San Diego Manager Preston Gomez has thrown out any ideas of getting involved in the race for the championship. "We hope to win close to 70 games this year," he says of the Padres, who won 52 last season. "It takes time to build a team." It may take longer than the team can afford, if it hopes to stay in San Diego. The Padres, not the troubled Seawaukee Pilots, were the least successful expansion team. They drew only 512,970 customers, even though their stadium is one of the finest in the country and weather is no problem. On the field, things were not any better. The batters, despite good seasons from First Baseman Nate Colbert, who hit 24 home runs, and Outfielder Ollie Brown, who had 20, had an average 15 points lower than the next lowest National League team. The pitchers allowed more than four runs a game and completed only 16 starts. Of course, the Padres now have Pat Dobson, who may move in as the ace of the staff. He was all of 5-10 at Detroit.
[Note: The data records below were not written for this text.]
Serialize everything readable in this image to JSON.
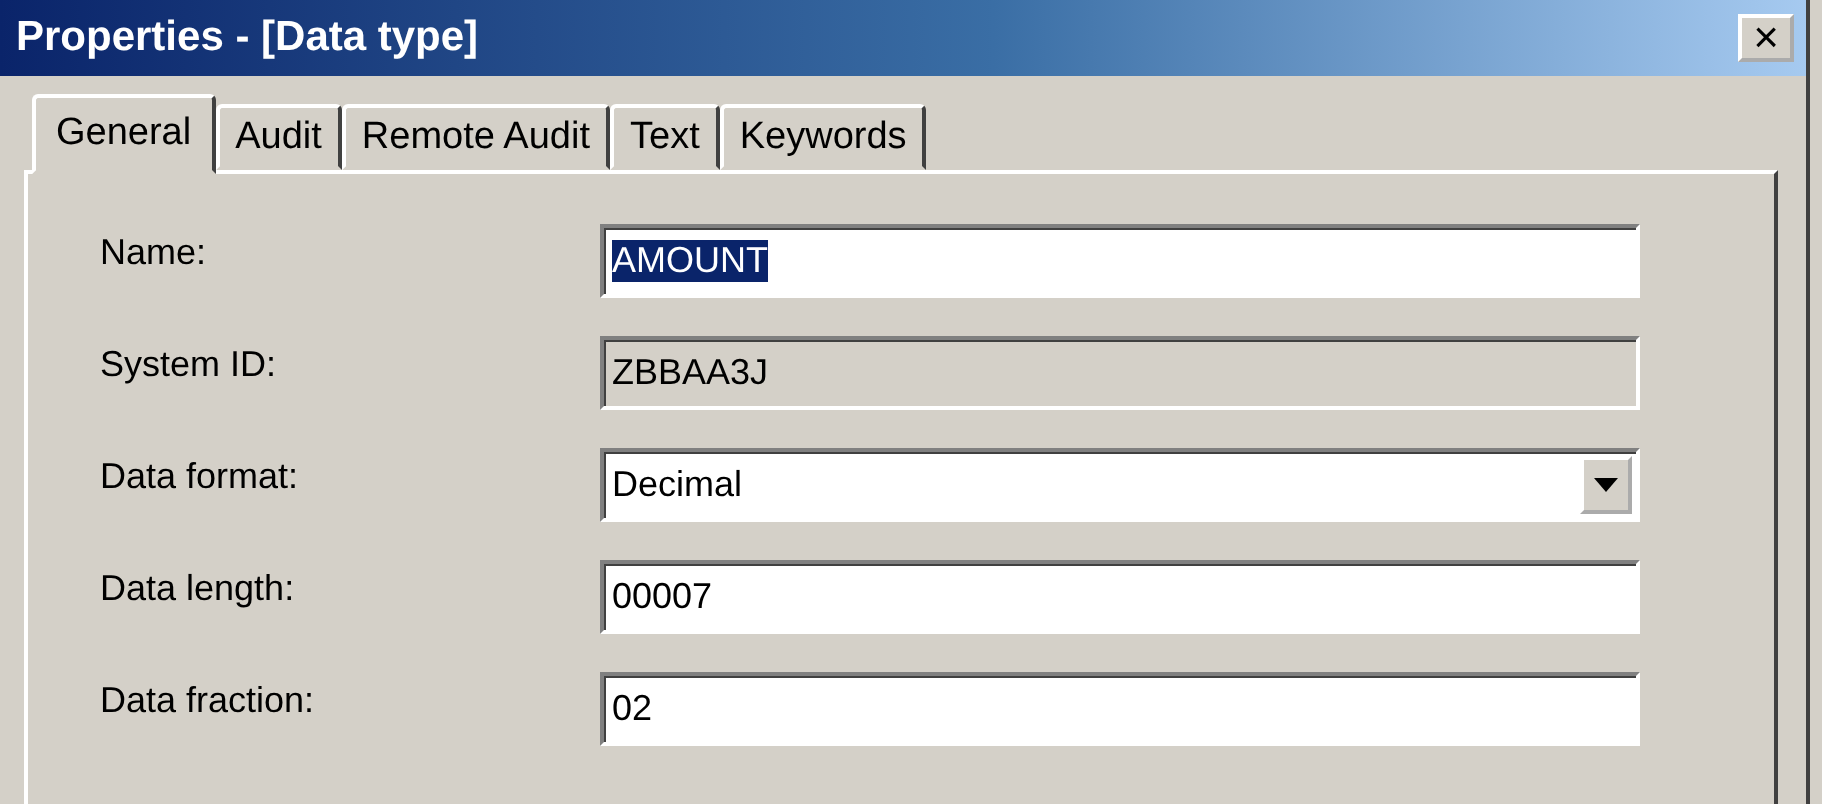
{
  "window": {
    "title": "Properties - [Data type]",
    "close": "×"
  },
  "tabs": [
    {
      "label": "General",
      "selected": true
    },
    {
      "label": "Audit",
      "selected": false
    },
    {
      "label": "Remote Audit",
      "selected": false
    },
    {
      "label": "Text",
      "selected": false
    },
    {
      "label": "Keywords",
      "selected": false
    }
  ],
  "fields": [
    {
      "label": "Name:",
      "kind": "text",
      "value": "AMOUNT",
      "disabled": false,
      "text_selected": true
    },
    {
      "label": "System ID:",
      "kind": "text",
      "value": "ZBBAA3J",
      "disabled": true,
      "text_selected": false
    },
    {
      "label": "Data format:",
      "kind": "dropdown",
      "value": "Decimal",
      "disabled": false,
      "text_selected": false
    },
    {
      "label": "Data length:",
      "kind": "text",
      "value": "00007",
      "disabled": false,
      "text_selected": false
    },
    {
      "label": "Data fraction:",
      "kind": "text",
      "value": "02",
      "disabled": false,
      "text_selected": false
    }
  ]
}
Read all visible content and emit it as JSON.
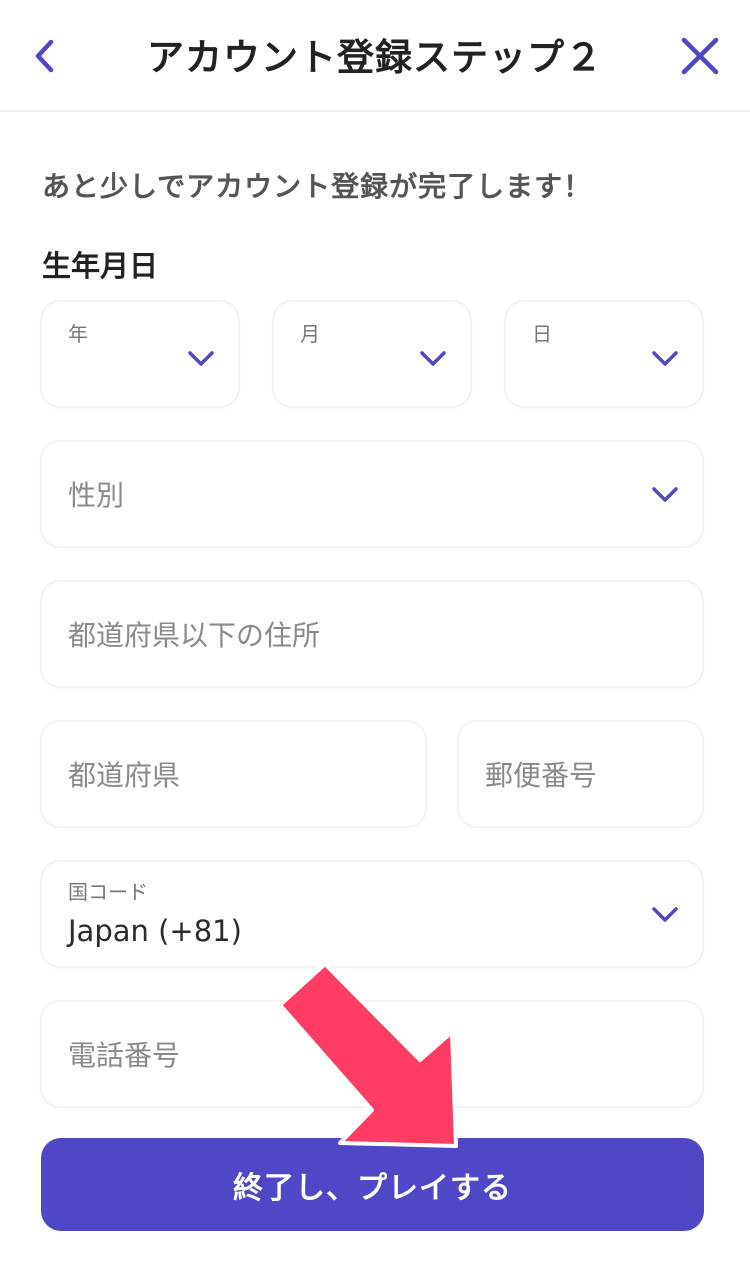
{
  "header": {
    "title": "アカウント登録ステップ２",
    "back_icon": "chevron-left-icon",
    "close_icon": "close-icon"
  },
  "intro_text": "あと少しでアカウント登録が完了します！",
  "birthdate": {
    "label": "生年月日",
    "year_label": "年",
    "month_label": "月",
    "day_label": "日"
  },
  "gender": {
    "placeholder": "性別"
  },
  "address": {
    "placeholder": "都道府県以下の住所"
  },
  "prefecture": {
    "placeholder": "都道府県"
  },
  "postal_code": {
    "placeholder": "郵便番号"
  },
  "country_code": {
    "label": "国コード",
    "value": "Japan (+81)"
  },
  "phone": {
    "placeholder": "電話番号"
  },
  "submit_button": {
    "label": "終了し、プレイする"
  },
  "colors": {
    "accent": "#5047c6",
    "arrow": "#ff3d64"
  }
}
The standard line from the San Diego front office is that the city is growing and soon will have enough fans to support a big league team in the manner to which it must become accustomed. By that time, there might not be a blade of real grass, left on anyone's infield, and everyone will have learned, as the Astros already have, how to turn a rug into a magic carpet.